The Paris-based tribal art dealer Galerie Meyer is selling a minuscule container used by Eskimos to store tinder, which was used to light fires, or snuff (finely chopped tobacco). The body of the container was carved in the 18th century in a single piece from the root-section of a massive walrus tusk; the cap is older and dates from 600 to 900 AD. “The artist used the naturally hollow root cavity of the tusk to form the container. The two large expressive human heads, with their inlayed eyes, represent ancestors or human-form spirits,” a gallery statement says. A whale-boat steerer named David McFall acquired the piece which was stored on the whaling ship the Bark Java around 1860. The price is undisclosed.
Inuit tinder/snuff container (18th-19th century). Galerie Meyer

The Paris-based tribal art dealer Galerie Meyer is selling a minuscule container used by Inuits to store tinder, which was used to light fires, or snuff (finely chopped tobacco). The body of the container was carved in the 18th century in a single piece from the root-section of a massive walrus tusk; the cap is older and dates from 600 to 900 AD. “The artist used the naturally hollow root cavity of the tusk to form the container.

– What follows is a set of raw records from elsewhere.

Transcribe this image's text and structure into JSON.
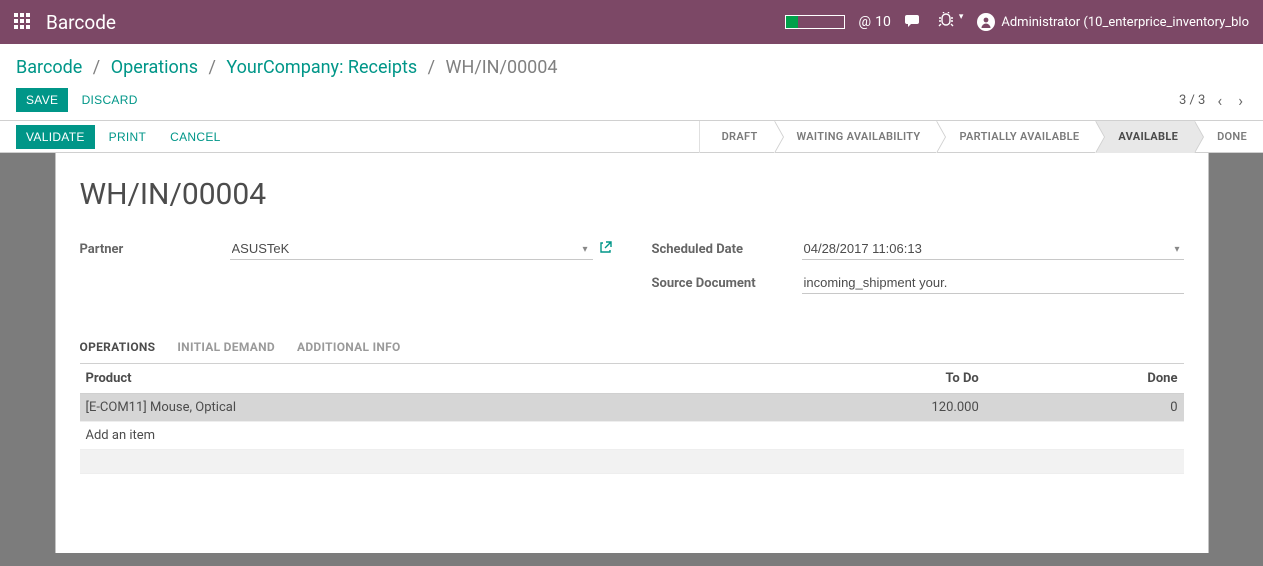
{
  "navbar": {
    "brand": "Barcode",
    "msg_count": "10",
    "user": "Administrator (10_enterprice_inventory_blo"
  },
  "breadcrumb": {
    "items": [
      "Barcode",
      "Operations",
      "YourCompany: Receipts"
    ],
    "current": "WH/IN/00004"
  },
  "buttons": {
    "save": "Save",
    "discard": "Discard",
    "validate": "Validate",
    "print": "Print",
    "cancel": "Cancel"
  },
  "pager": {
    "text": "3 / 3"
  },
  "status_steps": [
    "Draft",
    "Waiting Availability",
    "Partially Available",
    "Available",
    "Done"
  ],
  "record": {
    "title": "WH/IN/00004",
    "fields": {
      "partner_label": "Partner",
      "partner_value": "ASUSTeK",
      "scheduled_label": "Scheduled Date",
      "scheduled_value": "04/28/2017 11:06:13",
      "source_label": "Source Document",
      "source_value": "incoming_shipment your."
    }
  },
  "tabs": [
    "Operations",
    "Initial Demand",
    "Additional Info"
  ],
  "table": {
    "headers": {
      "product": "Product",
      "todo": "To Do",
      "done": "Done"
    },
    "rows": [
      {
        "product": "[E-COM11] Mouse, Optical",
        "todo": "120.000",
        "done": "0"
      }
    ],
    "add": "Add an item"
  }
}
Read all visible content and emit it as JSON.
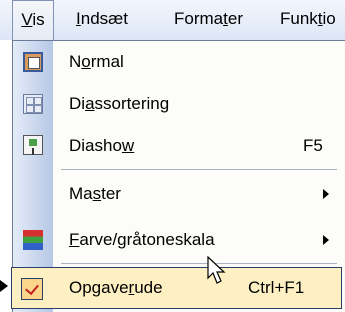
{
  "menubar": {
    "items": [
      {
        "pre": "",
        "key": "V",
        "post": "is"
      },
      {
        "pre": "",
        "key": "I",
        "post": "ndsæt"
      },
      {
        "pre": "Forma",
        "key": "t",
        "post": "er"
      },
      {
        "pre": "Funk",
        "key": "t",
        "post": "io"
      }
    ]
  },
  "menu": {
    "items": [
      {
        "pre": "N",
        "key": "o",
        "post": "rmal",
        "icon": "normal-view-icon"
      },
      {
        "pre": "Di",
        "key": "a",
        "post": "ssortering",
        "icon": "slide-sorter-icon"
      },
      {
        "pre": "Diasho",
        "key": "w",
        "post": "",
        "shortcut": "F5",
        "icon": "slide-show-icon"
      },
      {
        "pre": "Ma",
        "key": "s",
        "post": "ter",
        "submenu": true
      },
      {
        "pre": "",
        "key": "F",
        "post": "arve/gråtoneskala",
        "submenu": true,
        "icon": "color-grayscale-icon"
      },
      {
        "pre": "Opgave",
        "key": "r",
        "post": "ude",
        "shortcut": "Ctrl+F1",
        "checked": true,
        "highlighted": true
      }
    ]
  },
  "colors": {
    "menubar_bg": "#dde6f6",
    "gutter": "#b6c8e6",
    "highlight": "#fff0c4",
    "highlight_border": "#2b3e6a",
    "check": "#c02020"
  }
}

The two large expressive human heads, with their inlayed eyes, represent ancestors or human-form spirits,” a gallery statement says. A whale-boat steerer named David McFall acquired the piece which was stored on the whaling ship the Bark Java around 1860. The price is undisclosed.

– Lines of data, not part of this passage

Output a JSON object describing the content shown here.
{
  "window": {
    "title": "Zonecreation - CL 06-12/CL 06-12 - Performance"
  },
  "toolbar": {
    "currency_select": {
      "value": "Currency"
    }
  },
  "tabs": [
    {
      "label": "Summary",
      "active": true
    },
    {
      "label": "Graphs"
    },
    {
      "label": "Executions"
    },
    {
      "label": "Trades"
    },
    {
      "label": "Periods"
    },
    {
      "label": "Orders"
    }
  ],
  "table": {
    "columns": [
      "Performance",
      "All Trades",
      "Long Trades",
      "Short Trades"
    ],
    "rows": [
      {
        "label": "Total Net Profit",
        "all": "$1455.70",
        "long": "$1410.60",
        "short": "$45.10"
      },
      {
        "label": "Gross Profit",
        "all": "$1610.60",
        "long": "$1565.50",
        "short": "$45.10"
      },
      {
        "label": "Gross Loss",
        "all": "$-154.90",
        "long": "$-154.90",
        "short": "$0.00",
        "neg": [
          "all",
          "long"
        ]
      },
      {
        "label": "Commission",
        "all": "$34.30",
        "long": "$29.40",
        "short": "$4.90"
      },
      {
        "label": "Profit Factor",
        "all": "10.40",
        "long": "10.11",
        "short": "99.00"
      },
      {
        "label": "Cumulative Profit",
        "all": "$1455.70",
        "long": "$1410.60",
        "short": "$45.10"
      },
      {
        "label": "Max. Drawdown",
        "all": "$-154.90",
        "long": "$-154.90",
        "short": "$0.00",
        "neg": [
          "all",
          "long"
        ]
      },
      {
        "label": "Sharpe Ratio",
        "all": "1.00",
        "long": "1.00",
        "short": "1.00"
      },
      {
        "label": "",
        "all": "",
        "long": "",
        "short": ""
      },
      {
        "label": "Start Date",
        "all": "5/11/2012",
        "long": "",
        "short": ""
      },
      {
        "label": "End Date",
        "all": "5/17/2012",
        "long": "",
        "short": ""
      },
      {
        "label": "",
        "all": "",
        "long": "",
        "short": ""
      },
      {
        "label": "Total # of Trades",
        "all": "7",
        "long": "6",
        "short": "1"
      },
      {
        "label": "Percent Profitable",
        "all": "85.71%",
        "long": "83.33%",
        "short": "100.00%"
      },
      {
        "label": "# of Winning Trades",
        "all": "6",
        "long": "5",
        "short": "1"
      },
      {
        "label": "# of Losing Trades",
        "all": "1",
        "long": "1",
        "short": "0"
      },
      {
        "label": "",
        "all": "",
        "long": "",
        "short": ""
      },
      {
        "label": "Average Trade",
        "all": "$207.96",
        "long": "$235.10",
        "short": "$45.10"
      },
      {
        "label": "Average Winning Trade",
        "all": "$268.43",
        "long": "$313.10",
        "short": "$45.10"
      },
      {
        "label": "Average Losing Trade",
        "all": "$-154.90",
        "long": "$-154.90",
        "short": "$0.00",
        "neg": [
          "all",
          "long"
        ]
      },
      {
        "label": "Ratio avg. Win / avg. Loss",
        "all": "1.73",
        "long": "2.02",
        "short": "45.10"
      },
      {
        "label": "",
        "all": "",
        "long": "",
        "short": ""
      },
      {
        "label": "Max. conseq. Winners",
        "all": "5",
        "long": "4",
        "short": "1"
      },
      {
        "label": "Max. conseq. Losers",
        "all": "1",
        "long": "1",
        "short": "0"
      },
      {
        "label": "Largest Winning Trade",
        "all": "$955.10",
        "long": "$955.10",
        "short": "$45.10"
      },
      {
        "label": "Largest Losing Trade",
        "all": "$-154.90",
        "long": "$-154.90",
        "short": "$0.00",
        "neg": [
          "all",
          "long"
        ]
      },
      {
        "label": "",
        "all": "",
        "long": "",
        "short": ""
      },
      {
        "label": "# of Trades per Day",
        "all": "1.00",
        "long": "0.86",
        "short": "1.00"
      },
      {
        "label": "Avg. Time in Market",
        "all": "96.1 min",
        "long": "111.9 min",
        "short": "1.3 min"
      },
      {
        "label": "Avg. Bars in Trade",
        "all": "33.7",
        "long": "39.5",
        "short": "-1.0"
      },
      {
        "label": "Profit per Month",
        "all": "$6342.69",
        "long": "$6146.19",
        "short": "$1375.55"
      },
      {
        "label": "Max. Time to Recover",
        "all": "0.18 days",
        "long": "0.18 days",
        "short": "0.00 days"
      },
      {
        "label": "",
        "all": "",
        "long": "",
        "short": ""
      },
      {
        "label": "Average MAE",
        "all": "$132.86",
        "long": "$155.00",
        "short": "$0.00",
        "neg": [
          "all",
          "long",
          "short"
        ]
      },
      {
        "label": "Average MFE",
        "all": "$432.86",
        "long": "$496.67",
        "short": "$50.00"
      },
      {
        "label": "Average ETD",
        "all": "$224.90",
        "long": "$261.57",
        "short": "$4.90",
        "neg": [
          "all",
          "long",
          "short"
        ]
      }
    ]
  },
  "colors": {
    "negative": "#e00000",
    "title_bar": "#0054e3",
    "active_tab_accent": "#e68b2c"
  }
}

A gargantuan 1960s mural by Bernard Buffet is making waves at La Biennale Paris. Buffet was enraptured by the resort of Saint-Cast-le-Guildo in northwestern France and he made a series of scenic works inspired by the seaside spot including the painting on show at the fair, priced at €2m. Buffet was as famous as Picasso in the 1950s but fell out of favour commercially and critically. The late French artist is now undergoing something of a renaissance; in 2016, a major retrospective of the Paris-born artist’s works was held at the Musée d’Art Moderne de la Ville de Paris. “His work has been criticised, the art world rejected him, and I include myself in that,” Fabrice Hergott, the museum director, told French press. The work comes from a private collection.
Bernard Buffet's Les plages, la grande plage (1967). Galerie Tamenaga

A gargantuan 1960s mural by Bernard Buffet is making waves at La Biennale Paris. Buffet was enraptured by the resort of Saint-Cast-le-Guildo in northwestern France and he made a series of scenic works inspired by the seaside spot including the painting on show at the fair, priced at €2m. Buffet was as famous as Picasso in the 1950s but fell out of favour commercially and critically. The late French artist is now undergoing something of a renaissance; in 2016, a major retrospective of the Paris-born artist’s works was held at the Musée d’Art Moderne de la Ville de Paris. “His work has been criticised, the art world rejected him, and I include myself in that,” Fabrice Hergott, the museum director, told French press. The work comes from a private collection. The La Biennale Paris fair is at the Grand Palais until 16 September.